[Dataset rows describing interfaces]

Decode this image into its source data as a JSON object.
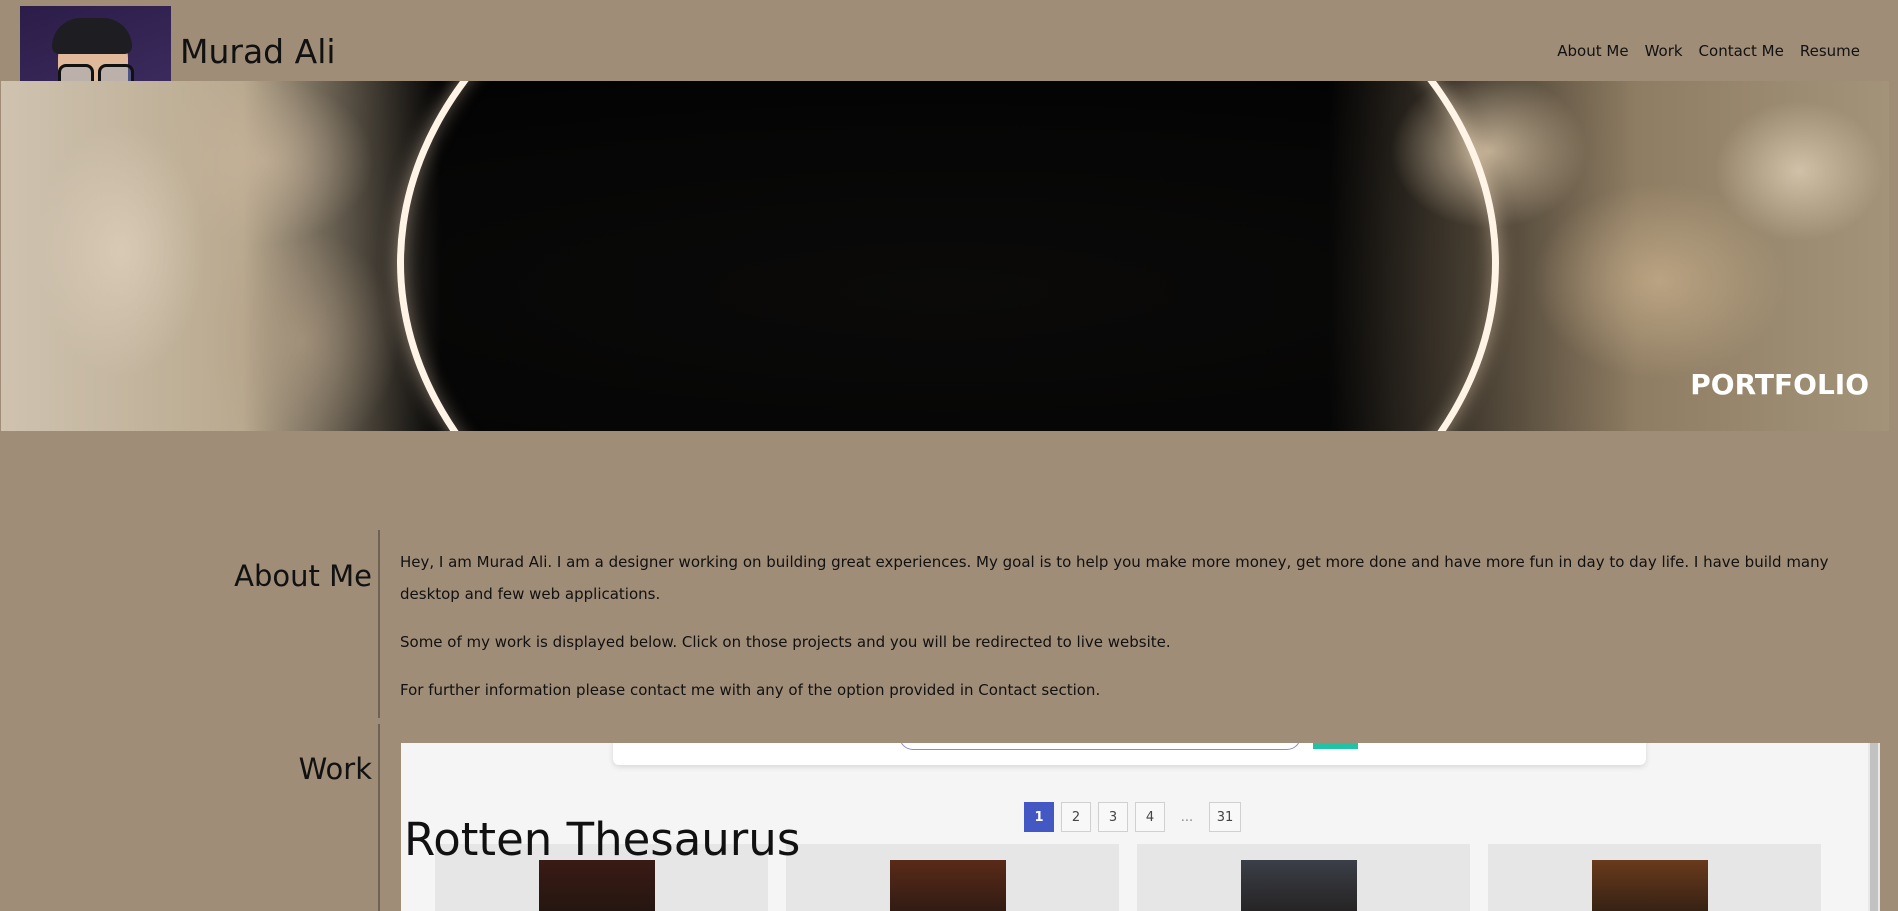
{
  "header": {
    "name": "Murad Ali",
    "nav": [
      "About Me",
      "Work",
      "Contact Me",
      "Resume"
    ]
  },
  "hero": {
    "label": "PORTFOLIO"
  },
  "about": {
    "title": "About Me",
    "paragraphs": [
      "Hey, I am Murad Ali. I am a designer working on building great experiences. My goal is to help you make more money, get more done and have more fun in day to day life. I have build many desktop and few web applications.",
      "Some of my work is displayed below. Click on those projects and you will be redirected to live website.",
      "For further information please contact me with any of the option provided in Contact section."
    ]
  },
  "work": {
    "title": "Work",
    "project_title": "Rotten Thesaurus",
    "pagination": [
      "1",
      "2",
      "3",
      "4",
      "...",
      "31"
    ],
    "active_page": "1",
    "poster_colors": [
      "#3a1a14",
      "#5a2a18",
      "#3b3f48",
      "#6a3a1c"
    ]
  },
  "colors": {
    "page_bg": "#a08d78",
    "pager_active": "#4458c4",
    "search_button": "#1fc3a6"
  }
}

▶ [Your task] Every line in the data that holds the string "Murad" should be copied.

▶ [Task solution]
    "name": "Murad Ali",
      "Hey, I am Murad Ali. I am a designer working on building great experiences. My goal is to help you make more money, get more done and have more fun in day to day life. I have build many desktop and few web applications.",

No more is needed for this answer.